Some of the trends impacting the packaging and prototyping market help make this an opportune time for PSPs.
A key trend is the move toward shorter runs within this sector. What’s behind the trend? “You can talk about trials, you can talk about brand owners wanting to update their brands, you can talk about the vertical segmentations of brands,” says Mark Sullivan, Product Director of Digital Printing for Presstek. “It’s all the reasons you see in print toward shorter print runs.”
Shorter runs are clearly an advantage for print service providers wanting to avail themselves of opportunities in the world of packaging, Sullivan says.
“They’re used to the fact that run lengths are decreasing,” he said. “So they may have an opportunity there because they’re set up for shorter-run lengths...A typical print service provider’s set up for much shorter run lengths than your typical converter.”
Eric Frank, Vice President of Marketing for KBA North America, explains the move toward shorter runs is also due to an increase in versioning.
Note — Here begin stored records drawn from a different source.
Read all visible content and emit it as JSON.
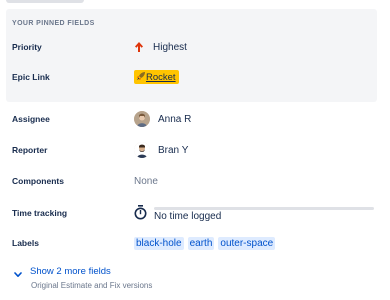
{
  "pinned": {
    "heading": "YOUR PINNED FIELDS",
    "fields": [
      {
        "label": "Priority",
        "value": "Highest",
        "icon": "arrow-up-icon",
        "icon_color": "#de350b"
      },
      {
        "label": "Epic Link",
        "value": "Rocket",
        "icon": "rocket-icon",
        "lozenge_color": "#ffc400"
      }
    ]
  },
  "fields": {
    "assignee": {
      "label": "Assignee",
      "value": "Anna R"
    },
    "reporter": {
      "label": "Reporter",
      "value": "Bran Y"
    },
    "components": {
      "label": "Components",
      "value": "None"
    },
    "time_tracking": {
      "label": "Time tracking",
      "value": "No time logged",
      "progress": 0
    },
    "labels": {
      "label": "Labels",
      "tags": [
        "black-hole",
        "earth",
        "outer-space"
      ]
    }
  },
  "more": {
    "toggle_label": "Show 2 more fields",
    "subtext": "Original Estimate and Fix versions"
  },
  "colors": {
    "pinned_bg": "#f4f5f7",
    "link": "#0052cc",
    "label_tag_bg": "#deebff",
    "muted": "#6b778c"
  }
}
Instead of making a single package 100,000 times, 10 different packages are made 10,000 times. “For packagers, that means a press that is much more efficient, with shorter makeready times,” Frank says.
A second trend is in-line quality control systems, which are particularly important in pharmaceuticals, cosmetic packaging, and other high-end packaging work. In-line quality control systems yield brand consistency, and help ensure zero defects in the manufacturing of the packaging, Frank says. “Such systems measure color consistency and ensure flawless boxes throughout the run. This allows the print service provider to run without stopping, as the press can identify flaws automatically.”
Becoming a marketing service provider is where the opportunities can be found. “This translates into helping in box design, use of special effects to have packages stand out, and more efficient packaging for more efficient material use and filling of packages,” Frank says. “This can also include integration of social media concepts, QR codes, and other media in addition to the box, so the print provider can be seen as a total solution provider.”
It’s not simple to enter this market, however, because the market is replete with what Frank calls, “industry titans and highly specialized packaging organizations. The best start is for traditional printers to partner with the highly specialized and independent organizations to ensure there’s a streamlined process.”
Both the traditional print provider and the packaging companies offer different services, but many corporations need both, he adds. “So by forming an alliance, there’s a gain of synergies, and it allows traditional printers to learn about the marketplace.”
If traditional printers enter the packaging market on their own, Frank adds, they must educate themselves about the opportunities through manufacturers and organizations like the Paperboard and Packaging Council (PPC). The council offers “training classes in everything from box manufacturing to sales to distribution,” Frank says.